In a sign that the commotion might be causing other problems for the governor, he pushed back the release of his two-year budget plan by one week, to March 1.
The governor insists the concessions he is seeking from public workers — including higher health insurance and pension contributions — are necessary to deal with the state's projected $3.6 billion budget shortfall and to avoid layoffs.
Eliminating their collective bargaining rights, except over wage increases not greater than the Consumer Price Index, is necessary in order to give the state and local governments and schools the flexibility needed to deal with upcoming cuts in state aid, Walker said.
Those arguments don't wash with Democrats who say the fight is really about political power and quashing the unions, whose members are longtime supporters of Democrats.
Republican Senate Majority Leader Scott Fitzgerald said he spoke with Democratic Minority Leader Mark Miller by phone late Thursday and asked him to bring his caucus back to Madison, but Miller refused.
By Friday morning, Fitzgerald was tired of waiting. With the governor's approval, he asked the state patrol to go to Miller's house in a Madison suburb.
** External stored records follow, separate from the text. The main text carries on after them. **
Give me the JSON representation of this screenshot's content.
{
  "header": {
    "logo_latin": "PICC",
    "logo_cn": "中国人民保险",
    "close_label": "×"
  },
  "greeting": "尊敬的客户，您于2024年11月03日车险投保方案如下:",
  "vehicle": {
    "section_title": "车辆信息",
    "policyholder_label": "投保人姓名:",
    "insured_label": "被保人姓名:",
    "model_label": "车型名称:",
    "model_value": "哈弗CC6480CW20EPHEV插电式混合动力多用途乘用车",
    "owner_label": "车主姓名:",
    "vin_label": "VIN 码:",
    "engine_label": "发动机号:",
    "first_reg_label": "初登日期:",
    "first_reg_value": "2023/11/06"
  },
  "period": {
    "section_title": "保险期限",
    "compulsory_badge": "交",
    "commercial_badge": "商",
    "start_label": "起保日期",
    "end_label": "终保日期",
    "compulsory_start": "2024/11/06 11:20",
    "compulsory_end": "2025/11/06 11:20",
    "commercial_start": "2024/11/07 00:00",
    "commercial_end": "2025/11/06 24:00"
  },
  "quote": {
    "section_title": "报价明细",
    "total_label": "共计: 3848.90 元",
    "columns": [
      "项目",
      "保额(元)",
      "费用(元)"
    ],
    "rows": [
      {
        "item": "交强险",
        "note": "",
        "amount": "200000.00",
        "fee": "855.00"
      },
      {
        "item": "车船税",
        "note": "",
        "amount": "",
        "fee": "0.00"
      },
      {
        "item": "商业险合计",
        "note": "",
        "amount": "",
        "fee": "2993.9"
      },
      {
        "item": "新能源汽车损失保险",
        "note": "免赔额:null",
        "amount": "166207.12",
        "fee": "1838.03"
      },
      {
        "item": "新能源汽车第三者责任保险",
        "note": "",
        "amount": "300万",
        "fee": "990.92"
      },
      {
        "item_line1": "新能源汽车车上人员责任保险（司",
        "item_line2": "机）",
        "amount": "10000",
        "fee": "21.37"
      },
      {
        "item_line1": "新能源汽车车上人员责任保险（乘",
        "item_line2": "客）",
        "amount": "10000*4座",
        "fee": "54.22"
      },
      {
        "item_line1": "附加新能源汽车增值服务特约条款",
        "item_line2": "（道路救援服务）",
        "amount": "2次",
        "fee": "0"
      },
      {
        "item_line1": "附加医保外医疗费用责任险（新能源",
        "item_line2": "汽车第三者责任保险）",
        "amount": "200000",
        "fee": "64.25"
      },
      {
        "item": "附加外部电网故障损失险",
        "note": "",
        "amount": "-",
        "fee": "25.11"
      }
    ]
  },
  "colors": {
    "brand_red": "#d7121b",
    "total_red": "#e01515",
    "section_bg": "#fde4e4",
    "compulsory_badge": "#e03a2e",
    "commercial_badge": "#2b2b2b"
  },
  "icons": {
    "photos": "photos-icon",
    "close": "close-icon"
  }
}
Fitzgerald said he hoped a visit from the police would send a signal about the circumstances at the Capitol. Troopers knocked on Miller's door and rang his doorbell, but no one answered.
The protests are growing so large that Capitol workers cannot safely move through the halls, Fitzgerald said, calling the situation "a powder keg." The situation was expected to ratchet up on Saturday, when conservative tea party groups planned their own rallies.
Republican support for the bill remains strong, he added. "If anything, what's going on around this building is galvanizing this caucus," Fitzgerald said.
The Wisconsin walkout was similar to a 2003 move by Texas Democrats who were outnumbered by Republicans in a battle over congressional redistricting. The group got on a bus and fled for the Oklahoma border.
Work in the Texas House was halted for a week, and GOP leaders asked state troopers to find and arrest the 52 absent lawmakers. It was the beginning of a bitter partisan confrontation that dragged on for months. Later that summer, a group of Senate Democrats fled to Albuquerque, N.M., for more than a month.
In the end, the walkouts only delayed the redistricting plan, which eventually passed and helped give the GOP more seats in Congress.
Still, organizers of the walkout say it was worth it.
"It was the toughest thing I've ever done politically," said Sen. Leticia Van De Putte, chairwoman of the Democratic caucus in the Texas Senate. "It was not something we wanted to do. It was the last thing we could do to protect minority voting rights."
Back in Madison, some Democrats from the state Assembly went to Walker's office to demand a meeting. Walker's spokesman said the governor's scheduler would get back to them.
The Assembly speaker said the chamber could vote on the bill later Friday, but it was not clear whether the GOP would attempt to proceed without Democrats, who were in a closed caucus meeting.
Minority Leader Peter Barca said he expected a "long, protracted debate" over their strategy.
Republicans hold a 57-38 majority in the Assembly, but they need 58 lawmakers present to take up the bill. That puts the lone independent, Rep. Bob Ziegelbauer, in a powerful position.
Ziegelbauer said he would show up, but hoped to convince Republican leaders to first make changes to the collective bargaining parts of the bill.
Democratic strategist Chris Lehane called the walkout in Madison the boldest action Democrats have taken since midterm elections swept Republican to power in statehouses across the country.
Walker "has been so strident that the way he's engaged . has effectively given the Democrats the high ground in terms of how they're responding," Lehane said.
"What Wisconsin is going through isn't all that different from other states," he added. "But the way it's being handled is."
Associated Press writers Todd Richmond, Dinesh Ramde and Jason Smathers in Madison; Michael Tarm in Chicago; and Michael Gormley in Albany, N.Y., contributed to this story.